## Work instruction:
Images excluded, repeat each entry below exactly.

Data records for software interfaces
##########
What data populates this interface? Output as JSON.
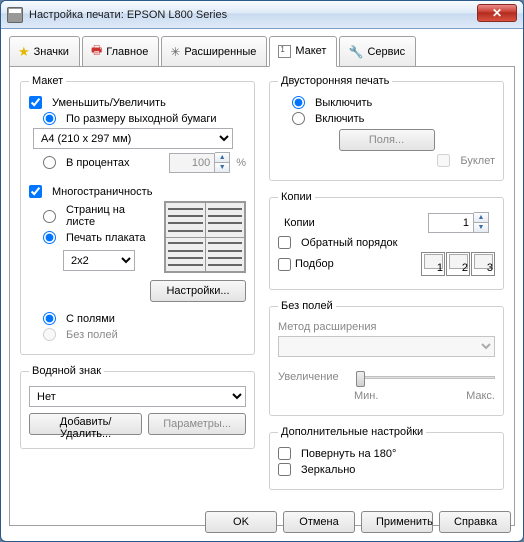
{
  "title": "Настройка печати: EPSON L800 Series",
  "tabs": {
    "icons": "Значки",
    "main": "Главное",
    "advanced": "Расширенные",
    "layout": "Макет",
    "service": "Сервис"
  },
  "layout": {
    "group": "Макет",
    "reduce_enlarge": "Уменьшить/Увеличить",
    "fit_to_page": "По размеру выходной бумаги",
    "paper_size": "A4 (210 x 297 мм)",
    "by_percent": "В процентах",
    "percent_value": "100",
    "percent_sym": "%",
    "multipage": "Многостраничность",
    "pages_per_sheet": "Страниц на листе",
    "poster": "Печать плаката",
    "poster_size": "2x2",
    "settings_btn": "Настройки...",
    "with_margins": "С полями",
    "no_margins": "Без полей"
  },
  "watermark": {
    "group": "Водяной знак",
    "value": "Нет",
    "add_remove": "Добавить/Удалить...",
    "params": "Параметры..."
  },
  "duplex": {
    "group": "Двусторонняя печать",
    "off": "Выключить",
    "on": "Включить",
    "margins_btn": "Поля...",
    "booklet": "Буклет"
  },
  "copies": {
    "group": "Копии",
    "label": "Копии",
    "value": "1",
    "reverse": "Обратный порядок",
    "collate": "Подбор",
    "c1": "1",
    "c2": "2",
    "c3": "3"
  },
  "borderless": {
    "group": "Без полей",
    "method": "Метод расширения",
    "enlarge": "Увеличение",
    "min": "Мин.",
    "max": "Макс."
  },
  "extra": {
    "group": "Дополнительные настройки",
    "rotate": "Повернуть на  180°",
    "mirror": "Зеркально"
  },
  "buttons": {
    "ok": "OK",
    "cancel": "Отмена",
    "apply": "Применить",
    "help": "Справка"
  }
}
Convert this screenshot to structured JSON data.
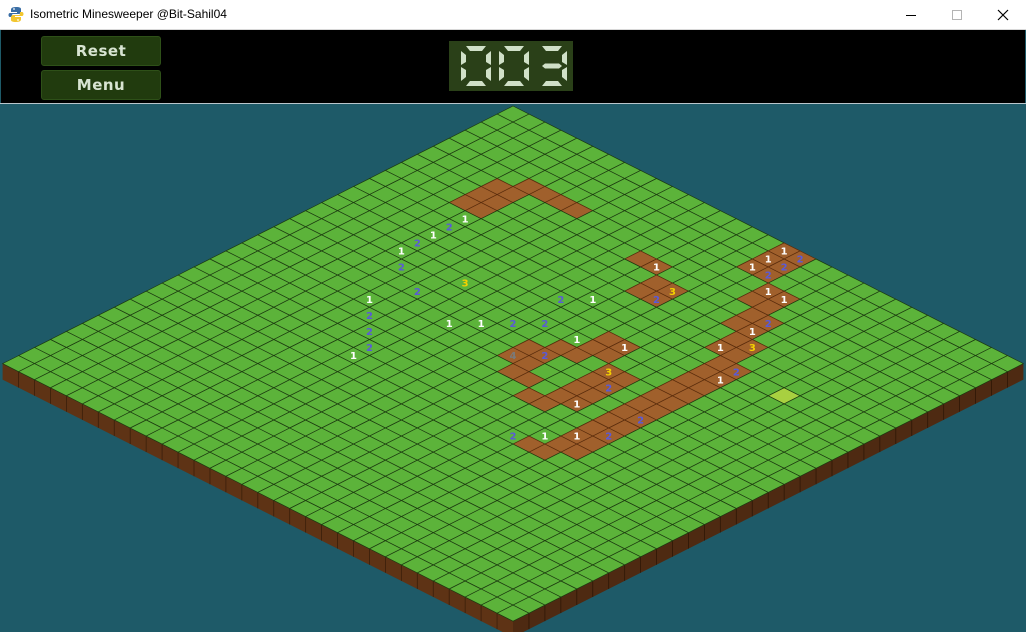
{
  "window": {
    "title": "Isometric Minesweeper @Bit-Sahil04",
    "icon": "snake-python-icon"
  },
  "toolbar": {
    "reset_label": "Reset",
    "menu_label": "Menu"
  },
  "mine_counter": {
    "value": "003",
    "digit_color": "#d0e0c8",
    "background": "#2a4018"
  },
  "board": {
    "grid_size": 32,
    "colors": {
      "background": "#1e5a68",
      "covered": "#5cb33a",
      "covered_hover": "#a8d040",
      "revealed": "#a0602c",
      "side": "#5e3315",
      "grid_line": "#1c3a10",
      "number_1": "#ffffff",
      "number_2": "#5a5ad8",
      "number_3": "#f4d000",
      "number_4": "#7a7a7a"
    },
    "highlighted_cell": [
      26,
      9
    ],
    "revealed_rows": [
      "0,3:17,18:31",
      "0,3:17,18:31",
      "0,3:17,18:31",
      "0,3:19,20:31",
      "0,3:5,6:7,8:19,20:31",
      "0,3:4,5:13,14:20,21:31",
      "0,3:4,5:15,16:20,21:31",
      "0,3:4,5:15,16:21,22:31",
      "0,5:21,22:31",
      "0,5:22,23:31",
      "0,5:22,23:31",
      "0,5:17,18:22,23:31",
      "0,5:17,18:22,23:31",
      "0,5:16,17:19,20:22,23:31",
      "0,5:15,16:19,20:22,23:31",
      "0,5:15,16:19,20:22,23:31",
      "0,5:16,17:19,20:22,23:31",
      "0,6:18,19:22,23:31",
      "0,8:22,23:31",
      "0,9:22,23:31",
      "0,9:21,22:31",
      "0,31",
      "0,31",
      "0,31",
      "0,31",
      "0,31",
      "0,31",
      "0,31",
      "0,31",
      "0,31",
      "0,31",
      "0,31"
    ],
    "numbers": [
      {
        "x": 17,
        "y": 0,
        "n": "1"
      },
      {
        "x": 18,
        "y": 0,
        "n": "2"
      },
      {
        "x": 17,
        "y": 1,
        "n": "1"
      },
      {
        "x": 18,
        "y": 1,
        "n": "2"
      },
      {
        "x": 17,
        "y": 2,
        "n": "1"
      },
      {
        "x": 18,
        "y": 2,
        "n": "2"
      },
      {
        "x": 19,
        "y": 3,
        "n": "1"
      },
      {
        "x": 20,
        "y": 3,
        "n": "1"
      },
      {
        "x": 14,
        "y": 5,
        "n": "1"
      },
      {
        "x": 21,
        "y": 5,
        "n": "2"
      },
      {
        "x": 16,
        "y": 6,
        "n": "3"
      },
      {
        "x": 21,
        "y": 6,
        "n": "1"
      },
      {
        "x": 16,
        "y": 7,
        "n": "2"
      },
      {
        "x": 22,
        "y": 7,
        "n": "3"
      },
      {
        "x": 5,
        "y": 8,
        "n": "1"
      },
      {
        "x": 21,
        "y": 8,
        "n": "1"
      },
      {
        "x": 5,
        "y": 9,
        "n": "2"
      },
      {
        "x": 23,
        "y": 9,
        "n": "2"
      },
      {
        "x": 5,
        "y": 10,
        "n": "1"
      },
      {
        "x": 23,
        "y": 10,
        "n": "1"
      },
      {
        "x": 5,
        "y": 11,
        "n": "2"
      },
      {
        "x": 18,
        "y": 11,
        "n": "1"
      },
      {
        "x": 5,
        "y": 12,
        "n": "1"
      },
      {
        "x": 16,
        "y": 12,
        "n": "1"
      },
      {
        "x": 6,
        "y": 13,
        "n": "2"
      },
      {
        "x": 19,
        "y": 13,
        "n": "3"
      },
      {
        "x": 16,
        "y": 14,
        "n": "2"
      },
      {
        "x": 20,
        "y": 14,
        "n": "2"
      },
      {
        "x": 15,
        "y": 15,
        "n": "4"
      },
      {
        "x": 23,
        "y": 15,
        "n": "2"
      },
      {
        "x": 7,
        "y": 16,
        "n": "1"
      },
      {
        "x": 20,
        "y": 16,
        "n": "1"
      },
      {
        "x": 8,
        "y": 17,
        "n": "2"
      },
      {
        "x": 23,
        "y": 17,
        "n": "2"
      },
      {
        "x": 9,
        "y": 18,
        "n": "2"
      },
      {
        "x": 22,
        "y": 18,
        "n": "1"
      },
      {
        "x": 10,
        "y": 19,
        "n": "2"
      },
      {
        "x": 21,
        "y": 19,
        "n": "1"
      },
      {
        "x": 10,
        "y": 20,
        "n": "1"
      },
      {
        "x": 20,
        "y": 20,
        "n": "2"
      },
      {
        "x": 12,
        "y": 14,
        "n": "1"
      },
      {
        "x": 11,
        "y": 15,
        "n": "1"
      },
      {
        "x": 13,
        "y": 13,
        "n": "2"
      },
      {
        "x": 14,
        "y": 12,
        "n": "2"
      },
      {
        "x": 9,
        "y": 12,
        "n": "3"
      },
      {
        "x": 8,
        "y": 14,
        "n": "2"
      },
      {
        "x": 14,
        "y": 9,
        "n": "1"
      },
      {
        "x": 13,
        "y": 10,
        "n": "2"
      }
    ]
  }
}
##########
## Result for this task:
What data populates this interface? Output as JSON.
{
  "title": "Настройка печати: EPSON L800 Series",
  "tabs": {
    "icons": "Значки",
    "main": "Главное",
    "advanced": "Расширенные",
    "layout": "Макет",
    "service": "Сервис"
  },
  "layout": {
    "group": "Макет",
    "reduce_enlarge": "Уменьшить/Увеличить",
    "fit_to_page": "По размеру выходной бумаги",
    "paper_size": "A4 (210 x 297 мм)",
    "by_percent": "В процентах",
    "percent_value": "100",
    "percent_sym": "%",
    "multipage": "Многостраничность",
    "pages_per_sheet": "Страниц на листе",
    "poster": "Печать плаката",
    "poster_size": "2x2",
    "settings_btn": "Настройки...",
    "with_margins": "С полями",
    "no_margins": "Без полей"
  },
  "watermark": {
    "group": "Водяной знак",
    "value": "Нет",
    "add_remove": "Добавить/Удалить...",
    "params": "Параметры..."
  },
  "duplex": {
    "group": "Двусторонняя печать",
    "off": "Выключить",
    "on": "Включить",
    "margins_btn": "Поля...",
    "booklet": "Буклет"
  },
  "copies": {
    "group": "Копии",
    "label": "Копии",
    "value": "1",
    "reverse": "Обратный порядок",
    "collate": "Подбор",
    "c1": "1",
    "c2": "2",
    "c3": "3"
  },
  "borderless": {
    "group": "Без полей",
    "method": "Метод расширения",
    "enlarge": "Увеличение",
    "min": "Мин.",
    "max": "Макс."
  },
  "extra": {
    "group": "Дополнительные настройки",
    "rotate": "Повернуть на  180°",
    "mirror": "Зеркально"
  },
  "buttons": {
    "ok": "OK",
    "cancel": "Отмена",
    "apply": "Применить",
    "help": "Справка"
  }
}
Convert this screenshot to structured JSON data.
{
  "window": {
    "title": "Isometric Minesweeper @Bit-Sahil04",
    "icon": "snake-python-icon"
  },
  "toolbar": {
    "reset_label": "Reset",
    "menu_label": "Menu"
  },
  "mine_counter": {
    "value": "003",
    "digit_color": "#d0e0c8",
    "background": "#2a4018"
  },
  "board": {
    "grid_size": 32,
    "colors": {
      "background": "#1e5a68",
      "covered": "#5cb33a",
      "covered_hover": "#a8d040",
      "revealed": "#a0602c",
      "side": "#5e3315",
      "grid_line": "#1c3a10",
      "number_1": "#ffffff",
      "number_2": "#5a5ad8",
      "number_3": "#f4d000",
      "number_4": "#7a7a7a"
    },
    "highlighted_cell": [
      26,
      9
    ],
    "revealed_rows": [
      "0,3:17,18:31",
      "0,3:17,18:31",
      "0,3:17,18:31",
      "0,3:19,20:31",
      "0,3:5,6:7,8:19,20:31",
      "0,3:4,5:13,14:20,21:31",
      "0,3:4,5:15,16:20,21:31",
      "0,3:4,5:15,16:21,22:31",
      "0,5:21,22:31",
      "0,5:22,23:31",
      "0,5:22,23:31",
      "0,5:17,18:22,23:31",
      "0,5:17,18:22,23:31",
      "0,5:16,17:19,20:22,23:31",
      "0,5:15,16:19,20:22,23:31",
      "0,5:15,16:19,20:22,23:31",
      "0,5:16,17:19,20:22,23:31",
      "0,6:18,19:22,23:31",
      "0,8:22,23:31",
      "0,9:22,23:31",
      "0,9:21,22:31",
      "0,31",
      "0,31",
      "0,31",
      "0,31",
      "0,31",
      "0,31",
      "0,31",
      "0,31",
      "0,31",
      "0,31",
      "0,31"
    ],
    "numbers": [
      {
        "x": 17,
        "y": 0,
        "n": "1"
      },
      {
        "x": 18,
        "y": 0,
        "n": "2"
      },
      {
        "x": 17,
        "y": 1,
        "n": "1"
      },
      {
        "x": 18,
        "y": 1,
        "n": "2"
      },
      {
        "x": 17,
        "y": 2,
        "n": "1"
      },
      {
        "x": 18,
        "y": 2,
        "n": "2"
      },
      {
        "x": 19,
        "y": 3,
        "n": "1"
      },
      {
        "x": 20,
        "y": 3,
        "n": "1"
      },
      {
        "x": 14,
        "y": 5,
        "n": "1"
      },
      {
        "x": 21,
        "y": 5,
        "n": "2"
      },
      {
        "x": 16,
        "y": 6,
        "n": "3"
      },
      {
        "x": 21,
        "y": 6,
        "n": "1"
      },
      {
        "x": 16,
        "y": 7,
        "n": "2"
      },
      {
        "x": 22,
        "y": 7,
        "n": "3"
      },
      {
        "x": 5,
        "y": 8,
        "n": "1"
      },
      {
        "x": 21,
        "y": 8,
        "n": "1"
      },
      {
        "x": 5,
        "y": 9,
        "n": "2"
      },
      {
        "x": 23,
        "y": 9,
        "n": "2"
      },
      {
        "x": 5,
        "y": 10,
        "n": "1"
      },
      {
        "x": 23,
        "y": 10,
        "n": "1"
      },
      {
        "x": 5,
        "y": 11,
        "n": "2"
      },
      {
        "x": 18,
        "y": 11,
        "n": "1"
      },
      {
        "x": 5,
        "y": 12,
        "n": "1"
      },
      {
        "x": 16,
        "y": 12,
        "n": "1"
      },
      {
        "x": 6,
        "y": 13,
        "n": "2"
      },
      {
        "x": 19,
        "y": 13,
        "n": "3"
      },
      {
        "x": 16,
        "y": 14,
        "n": "2"
      },
      {
        "x": 20,
        "y": 14,
        "n": "2"
      },
      {
        "x": 15,
        "y": 15,
        "n": "4"
      },
      {
        "x": 23,
        "y": 15,
        "n": "2"
      },
      {
        "x": 7,
        "y": 16,
        "n": "1"
      },
      {
        "x": 20,
        "y": 16,
        "n": "1"
      },
      {
        "x": 8,
        "y": 17,
        "n": "2"
      },
      {
        "x": 23,
        "y": 17,
        "n": "2"
      },
      {
        "x": 9,
        "y": 18,
        "n": "2"
      },
      {
        "x": 22,
        "y": 18,
        "n": "1"
      },
      {
        "x": 10,
        "y": 19,
        "n": "2"
      },
      {
        "x": 21,
        "y": 19,
        "n": "1"
      },
      {
        "x": 10,
        "y": 20,
        "n": "1"
      },
      {
        "x": 20,
        "y": 20,
        "n": "2"
      },
      {
        "x": 12,
        "y": 14,
        "n": "1"
      },
      {
        "x": 11,
        "y": 15,
        "n": "1"
      },
      {
        "x": 13,
        "y": 13,
        "n": "2"
      },
      {
        "x": 14,
        "y": 12,
        "n": "2"
      },
      {
        "x": 9,
        "y": 12,
        "n": "3"
      },
      {
        "x": 8,
        "y": 14,
        "n": "2"
      },
      {
        "x": 14,
        "y": 9,
        "n": "1"
      },
      {
        "x": 13,
        "y": 10,
        "n": "2"
      }
    ]
  }
}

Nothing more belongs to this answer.